(Collection entries)
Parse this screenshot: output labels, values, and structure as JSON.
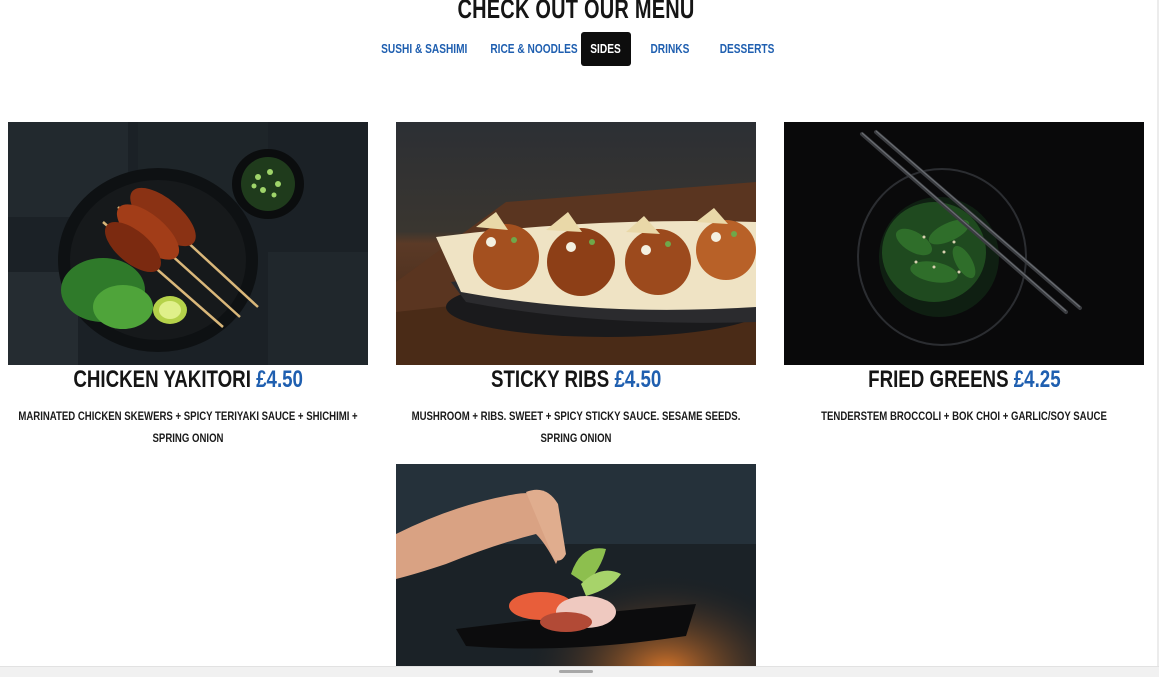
{
  "section": {
    "heading": "CHECK OUT OUR MENU"
  },
  "tabs": [
    {
      "label": "SUSHI & SASHIMI",
      "active": false
    },
    {
      "label": "RICE & NOODLES",
      "active": false
    },
    {
      "label": "SIDES",
      "active": true
    },
    {
      "label": "DRINKS",
      "active": false
    },
    {
      "label": "DESSERTS",
      "active": false
    }
  ],
  "items": [
    {
      "name": "CHICKEN YAKITORI",
      "price": "£4.50",
      "description": "MARINATED CHICKEN SKEWERS + SPICY TERIYAKI SAUCE + SHICHIMI + SPRING ONION",
      "image": "chicken-skewers-plate"
    },
    {
      "name": "STICKY RIBS",
      "price": "£4.50",
      "description": "MUSHROOM + RIBS. SWEET + SPICY STICKY SAUCE. SESAME SEEDS. SPRING ONION",
      "image": "takoyaki-balls-dish"
    },
    {
      "name": "FRIED GREENS",
      "price": "£4.25",
      "description": "TENDERSTEM BROCCOLI + BOK CHOI + GARLIC/SOY SAUCE",
      "image": "greens-bowl-chopsticks"
    },
    {
      "image": "hand-plating-sashimi"
    }
  ],
  "colors": {
    "accent": "#1f5fb0",
    "active_tab_bg": "#0d0d0d",
    "text": "#151515"
  }
}
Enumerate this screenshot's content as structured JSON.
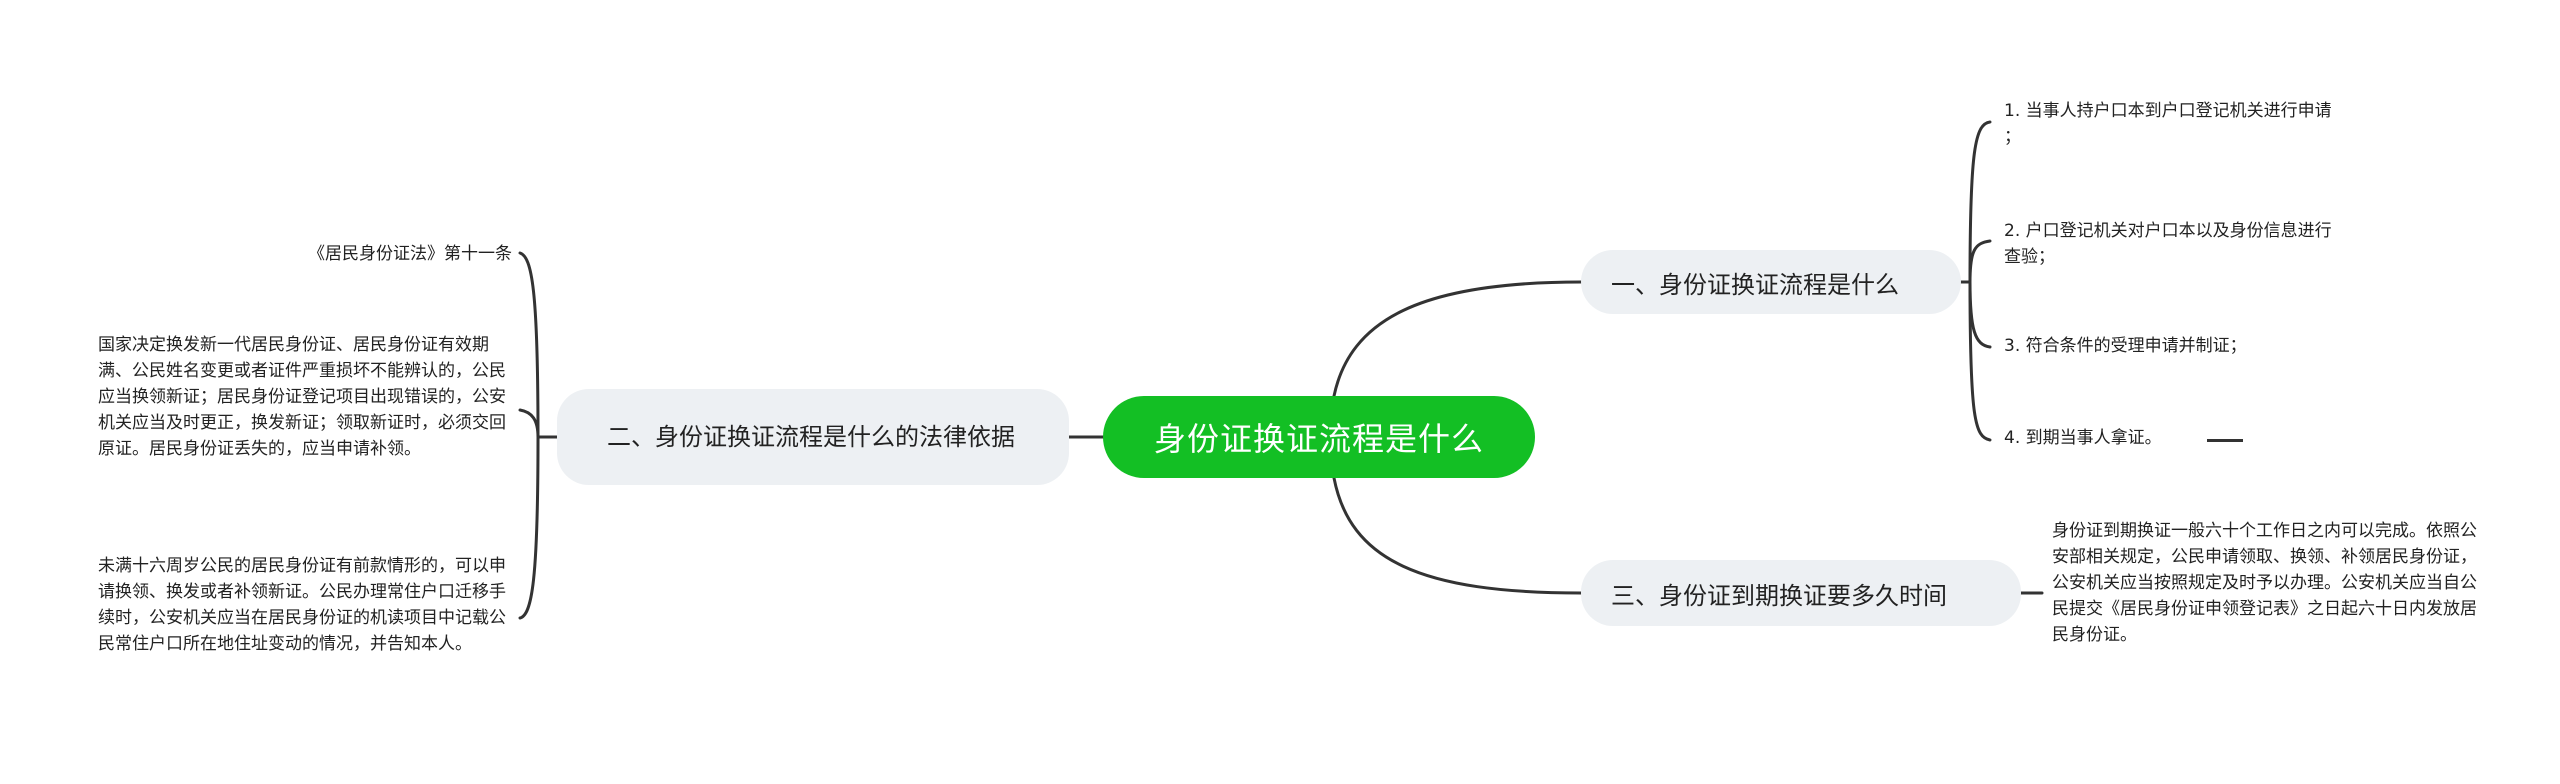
{
  "mindmap": {
    "root": {
      "label": "身份证换证流程是什么",
      "color": "#13bf24"
    },
    "topics": [
      {
        "label": "一、身份证换证流程是什么",
        "side": "right",
        "children": [
          "1. 当事人持户口本到户口登记机关进行申请\n；",
          "2. 户口登记机关对户口本以及身份信息进行\n查验；",
          "3. 符合条件的受理申请并制证；",
          "4. 到期当事人拿证。"
        ]
      },
      {
        "label": "二、身份证换证流程是什么的法律依据",
        "side": "left",
        "children": [
          "《居民身份证法》第十一条",
          "国家决定换发新一代居民身份证、居民身份证有效期满、公民姓名变更或者证件严重损坏不能辨认的，公民应当换领新证；居民身份证登记项目出现错误的，公安机关应当及时更正，换发新证；领取新证时，必须交回原证。居民身份证丢失的，应当申请补领。",
          "未满十六周岁公民的居民身份证有前款情形的，可以申请换领、换发或者补领新证。公民办理常住户口迁移手续时，公安机关应当在居民身份证的机读项目中记载公民常住户口所在地住址变动的情况，并告知本人。"
        ]
      },
      {
        "label": "三、身份证到期换证要多久时间",
        "side": "right",
        "children": [
          "身份证到期换证一般六十个工作日之内可以完成。依照公安部相关规定，公民申请领取、换领、补领居民身份证，公安机关应当按照规定及时予以办理。公安机关应当自公民提交《居民身份证申领登记表》之日起六十日内发放居民身份证。"
        ]
      }
    ],
    "colors": {
      "topic_bg": "#edf0f3",
      "line": "#333333",
      "text": "#222222"
    }
  }
}
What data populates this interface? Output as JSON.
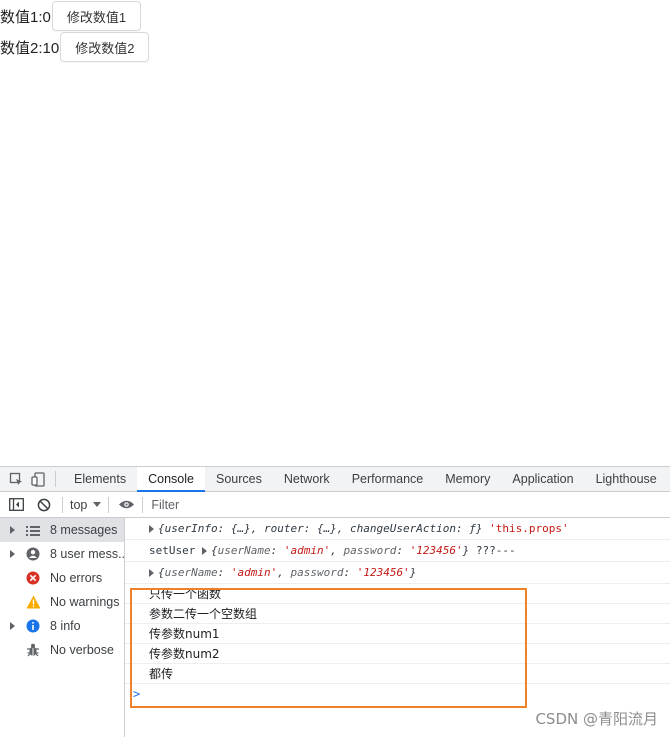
{
  "page": {
    "value1_label": "数值1:0",
    "value1_button": "修改数值1",
    "value2_label": "数值2:10",
    "value2_button": "修改数值2"
  },
  "devtools": {
    "tabs": [
      "Elements",
      "Console",
      "Sources",
      "Network",
      "Performance",
      "Memory",
      "Application",
      "Lighthouse"
    ],
    "active_tab": "Console",
    "context": "top",
    "filter_placeholder": "Filter",
    "sidebar": [
      {
        "label": "8 messages",
        "icon": "list-icon",
        "selected": true,
        "expandable": true
      },
      {
        "label": "8 user mess...",
        "icon": "user-icon",
        "selected": false,
        "expandable": true
      },
      {
        "label": "No errors",
        "icon": "error-icon",
        "selected": false,
        "expandable": false
      },
      {
        "label": "No warnings",
        "icon": "warning-icon",
        "selected": false,
        "expandable": false
      },
      {
        "label": "8 info",
        "icon": "info-icon",
        "selected": false,
        "expandable": true
      },
      {
        "label": "No verbose",
        "icon": "bug-icon",
        "selected": false,
        "expandable": false
      }
    ],
    "console_messages": {
      "m1": {
        "obj": "{userInfo: {…}, router: {…}, changeUserAction: ƒ}",
        "str": "'this.props'"
      },
      "m2": {
        "prefix": "setUser",
        "k1": "userName",
        "v1": "'admin'",
        "k2": "password",
        "v2": "'123456'",
        "suffix": "???---"
      },
      "m3": {
        "k1": "userName",
        "v1": "'admin'",
        "k2": "password",
        "v2": "'123456'"
      },
      "m4": "只传一个函数",
      "m5": "参数二传一个空数组",
      "m6": "传参数num1",
      "m7": "传参数num2",
      "m8": "都传"
    },
    "prompt": ">"
  },
  "colors": {
    "highlight_border": "#ee822a",
    "active_tab_underline": "#1a73e8",
    "string_red": "#c41a16"
  },
  "watermark": "CSDN @青阳流月"
}
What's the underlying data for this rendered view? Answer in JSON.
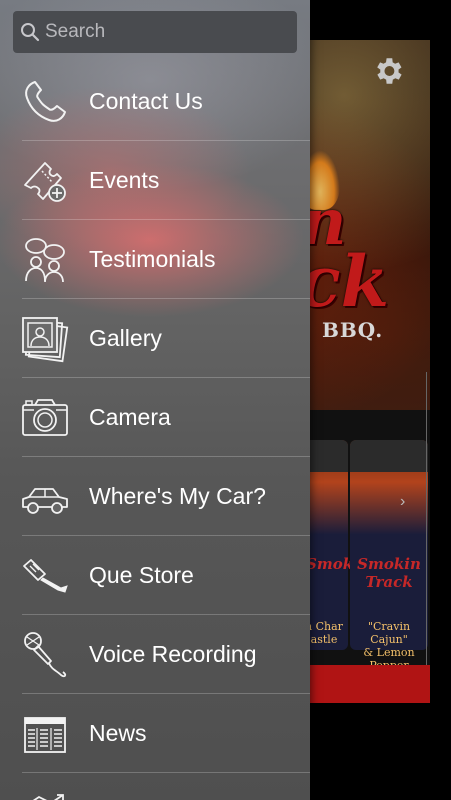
{
  "search": {
    "placeholder": "Search",
    "value": ""
  },
  "menu": {
    "items": [
      {
        "label": "Contact Us",
        "icon": "phone-icon"
      },
      {
        "label": "Events",
        "icon": "ticket-add-icon"
      },
      {
        "label": "Testimonials",
        "icon": "people-chat-icon"
      },
      {
        "label": "Gallery",
        "icon": "gallery-icon"
      },
      {
        "label": "Camera",
        "icon": "camera-icon"
      },
      {
        "label": "Where's My Car?",
        "icon": "car-icon"
      },
      {
        "label": "Que Store",
        "icon": "spatula-icon"
      },
      {
        "label": "Voice Recording",
        "icon": "microphone-icon"
      },
      {
        "label": "News",
        "icon": "newspaper-icon"
      }
    ]
  },
  "background_app": {
    "logo_line_1": "n",
    "logo_line_2": "ck",
    "logo_suffix": "BBQ.",
    "jar_1_label": "Smok",
    "jar_1_sub": "n Char\nastle",
    "jar_2_label": "Smokin Track",
    "jar_2_sub": "\"Cravin Cajun\"\n& Lemon Pepper\nSeasoning"
  },
  "colors": {
    "background_accent": "#b01414",
    "menu_text": "#ffffff",
    "search_bg": "#494b4f"
  }
}
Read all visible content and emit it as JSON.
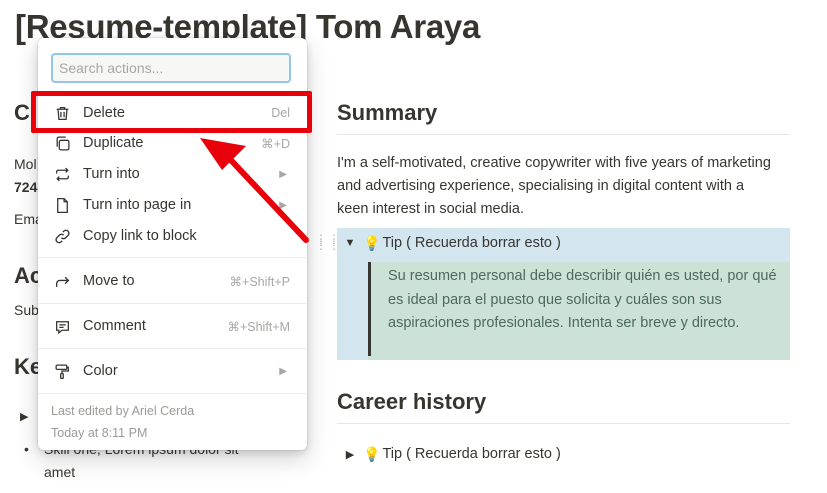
{
  "page": {
    "title": "[Resume-template] Tom Araya"
  },
  "left_column": {
    "heading_contact": "C",
    "mobile_label": "Mol",
    "mobile_value": "724",
    "email_label": "Ema",
    "heading_achievements": "Ac",
    "achievements_text": "Sub",
    "heading_skills": "Ke",
    "skill_bullet": "Skill one, Lorem ipsum dolor sit",
    "skill_bullet_cont": "amet"
  },
  "summary": {
    "heading": "Summary",
    "text": "I'm a self-motivated, creative copywriter with five years of marketing and advertising experience, specialising in digital content with a keen interest in social media.",
    "tip_label": "Tip ( Recuerda borrar esto )",
    "tip_body": "Su resumen personal debe describir quién es usted, por qué es ideal para el puesto que solicita y cuáles son sus aspiraciones profesionales. Intenta ser breve y directo."
  },
  "career": {
    "heading": "Career history",
    "tip_label": "Tip ( Recuerda borrar esto )"
  },
  "menu": {
    "search_placeholder": "Search actions...",
    "items": [
      {
        "label": "Delete",
        "shortcut": "Del",
        "icon": "trash-icon"
      },
      {
        "label": "Duplicate",
        "shortcut": "⌘+D",
        "icon": "duplicate-icon"
      },
      {
        "label": "Turn into",
        "shortcut": "▶",
        "icon": "turn-into-icon"
      },
      {
        "label": "Turn into page in",
        "shortcut": "▶",
        "icon": "page-icon"
      },
      {
        "label": "Copy link to block",
        "shortcut": "",
        "icon": "link-icon"
      },
      {
        "label": "Move to",
        "shortcut": "⌘+Shift+P",
        "icon": "move-arrow-icon"
      },
      {
        "label": "Comment",
        "shortcut": "⌘+Shift+M",
        "icon": "comment-icon"
      },
      {
        "label": "Color",
        "shortcut": "▶",
        "icon": "paint-roller-icon"
      }
    ],
    "footer_edited": "Last edited by Ariel Cerda",
    "footer_time": "Today at 8:11 PM"
  },
  "colors": {
    "annotation_red": "#e8000b",
    "toggle_bg": "#d3e5ef",
    "quote_bg": "#cde2d6",
    "search_focus": "#93c6e9"
  }
}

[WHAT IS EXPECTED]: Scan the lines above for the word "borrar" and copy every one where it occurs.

[WRITTEN RESPONSE]:
    "tip_label": "Tip ( Recuerda borrar esto )",
    "tip_label": "Tip ( Recuerda borrar esto )"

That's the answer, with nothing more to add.